widely discussed. Another serious contender is Tom Tauke, a former Republican House member
from Iowa who is currently senior vice president of government affairs for Bell Atlantic

Former members of Congress also figure in the talks,
including Rep. Jack Fields (R-Texas), who was chairman of the House Telecommunications
Committee, and Rep. Tom Downey (D-N.Y.), who has ties to Time Warner Inc. and who has
appeared at national cable conventions.

Some within the cable industry would not support a former
member of Congress to lead the NCTA, though. A partisan figure, one source said, could
cripple cable's relations with one of the parties.
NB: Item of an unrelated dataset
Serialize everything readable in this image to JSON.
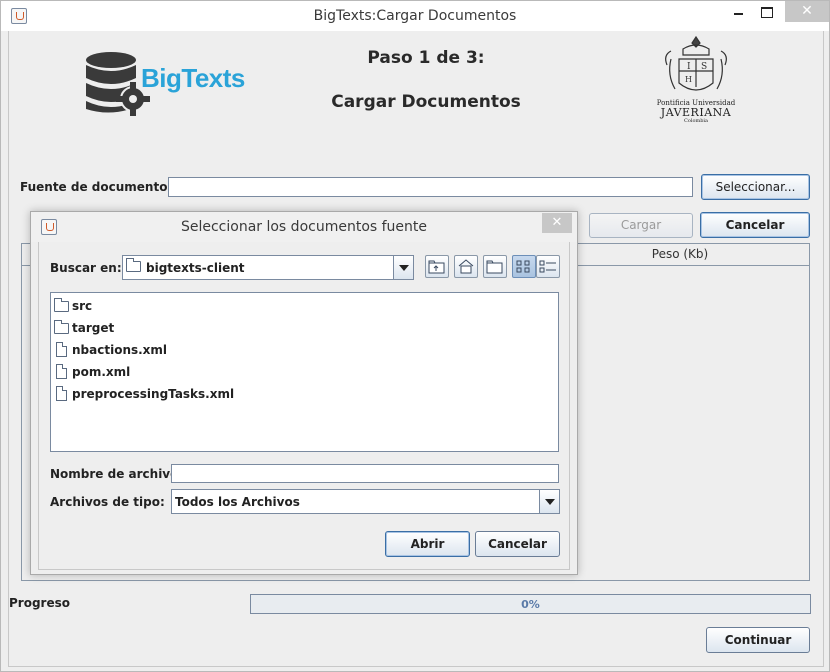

Ken Johnson, spokesman for Rep. Billy Tauzin (R-La.),
disagreed. He said the NCTA could pick a moderate Republican or Democrat without much of a

"There are people with sufficiently moderate
credentials," Johnson said. "There will be people squawking regardless."

According to one prominent Republican strategist, the
NCTA's only move is to pick a recognized Republican to replace Anstrom, a Democrat
who served in the Carter administration.

The GOP strategist said the Electronic Industries
Association caught a lot of grief for hiring former Rep. David McCurdy (D-Okla.) last
year, after House Republican leaders urged the EIA to hire former Rep. Bill Paxon
(R-N.Y.), who ended up being hired by a law firm here.

"I think that the NCTA should pick a Republican.
That's the better bet. The Republicans are going to keep the Senate forever, and Al
Gore at the top of the ticket isn't your best bet for retaking the House," the
GOP strategist said.

Other cable-industry sources said the process for picking a
new NCTA president should be allowed to run its course because the talent pool is large,
and many talented candidates are not likely to be household names.

"The best person is somebody I've never heard
of," a cable source said. "But that is not to say that there aren't people
around whom I have heard of and whom I have very high respect for."

The cable source said Anstrom's replacement has to be
a person who can manage the relationship between AT&T Corp. and its far-flung business
interests and others in the cable industry that do not have millions of cellular and
long-distance phone customers.

"The new head of the NCTA is going to be walking a
fine line here between the pure interests of his cable constituencies and the broader
interests of AT&T," the source said.

AT&T Broadband & Internet Services president Leo J.
Hindery Jr., who is also the NCTA chairman, gave a pep talk to NCTA staff last week with a
simple message: You're doing a great job. Keep it up during the search for
Anstrom's replacement.

Hindery said search-committee chairman James Robbins,
president of Cox Communications Inc., would move quickly to hire an executive-recruiting
firm. That firm will probably be announced this week, according to an industry source.

Hindery left business meetings in New York and spent one
hour visiting with the NCTA staff last Thursday, at Anstrom's request. Robbins is
expected to talk with the same group in the near future, the source said.